> _The input_
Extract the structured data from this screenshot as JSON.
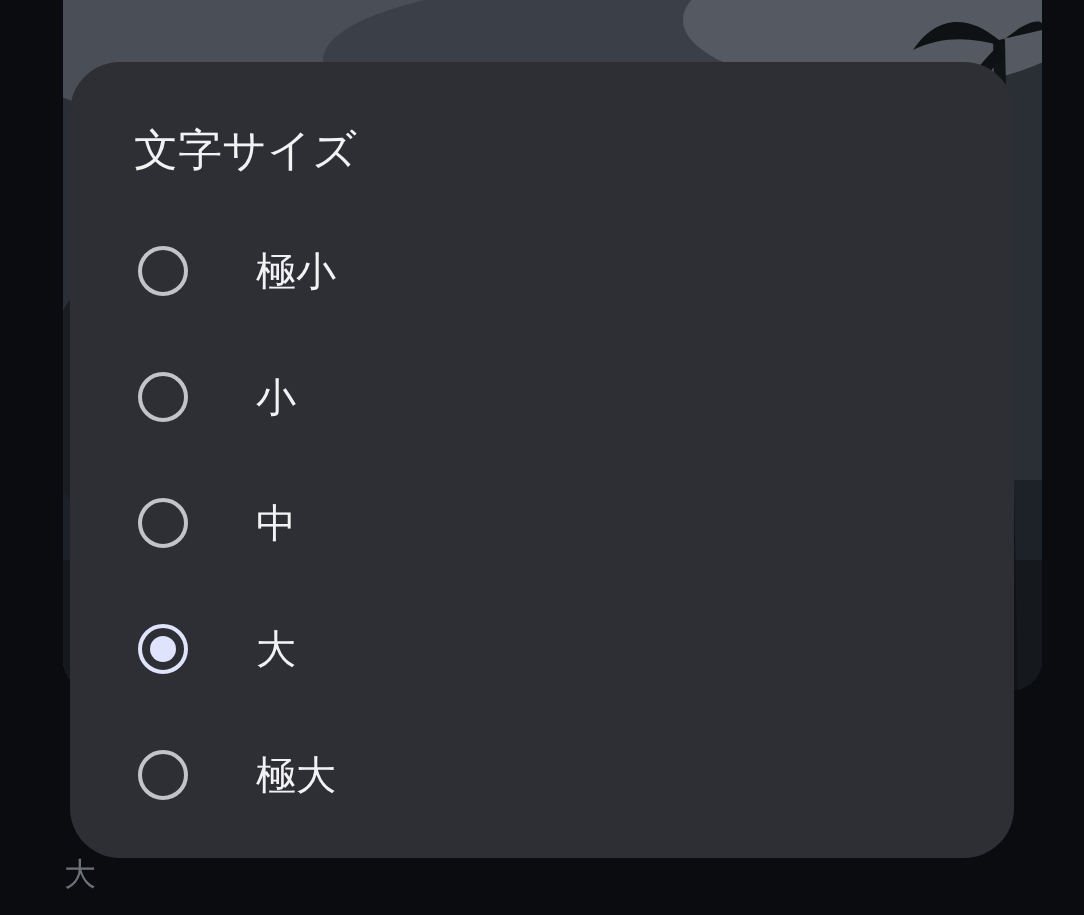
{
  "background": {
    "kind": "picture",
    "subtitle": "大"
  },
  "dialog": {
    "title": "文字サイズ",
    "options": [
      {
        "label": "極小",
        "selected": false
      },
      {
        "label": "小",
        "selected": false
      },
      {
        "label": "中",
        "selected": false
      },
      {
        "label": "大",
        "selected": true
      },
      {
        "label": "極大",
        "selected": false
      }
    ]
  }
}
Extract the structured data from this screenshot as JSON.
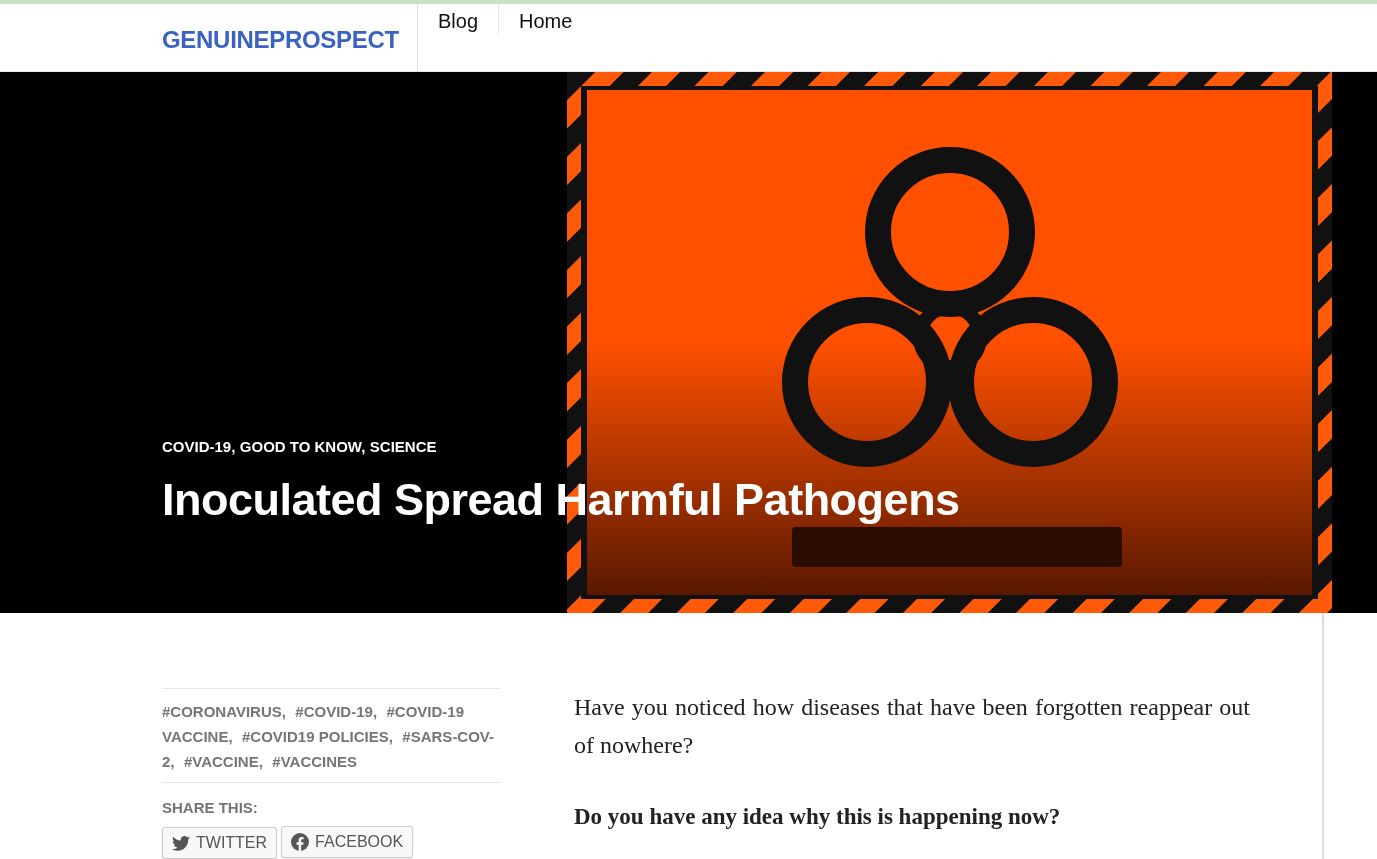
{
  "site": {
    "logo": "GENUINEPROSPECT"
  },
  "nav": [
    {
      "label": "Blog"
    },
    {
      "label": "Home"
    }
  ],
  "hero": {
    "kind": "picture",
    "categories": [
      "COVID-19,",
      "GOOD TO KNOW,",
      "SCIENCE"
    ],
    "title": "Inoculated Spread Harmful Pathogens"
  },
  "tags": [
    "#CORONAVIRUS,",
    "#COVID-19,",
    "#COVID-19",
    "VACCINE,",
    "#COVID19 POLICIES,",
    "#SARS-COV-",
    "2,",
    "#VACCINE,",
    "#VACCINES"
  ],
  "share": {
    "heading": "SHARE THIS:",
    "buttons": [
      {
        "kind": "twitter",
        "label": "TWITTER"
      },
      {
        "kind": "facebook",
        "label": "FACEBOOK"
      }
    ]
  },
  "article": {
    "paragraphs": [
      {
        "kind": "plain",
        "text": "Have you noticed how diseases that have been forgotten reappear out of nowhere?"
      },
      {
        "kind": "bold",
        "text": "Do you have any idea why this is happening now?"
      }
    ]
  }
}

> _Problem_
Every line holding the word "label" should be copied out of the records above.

> _Answer space_
        "label": "極小",
        "label": "小",
        "label": "中",
        "label": "大",
        "label": "極大",
      "label": "Blog"
      "label": "Home"
        "label": "TWITTER"
        "label": "FACEBOOK"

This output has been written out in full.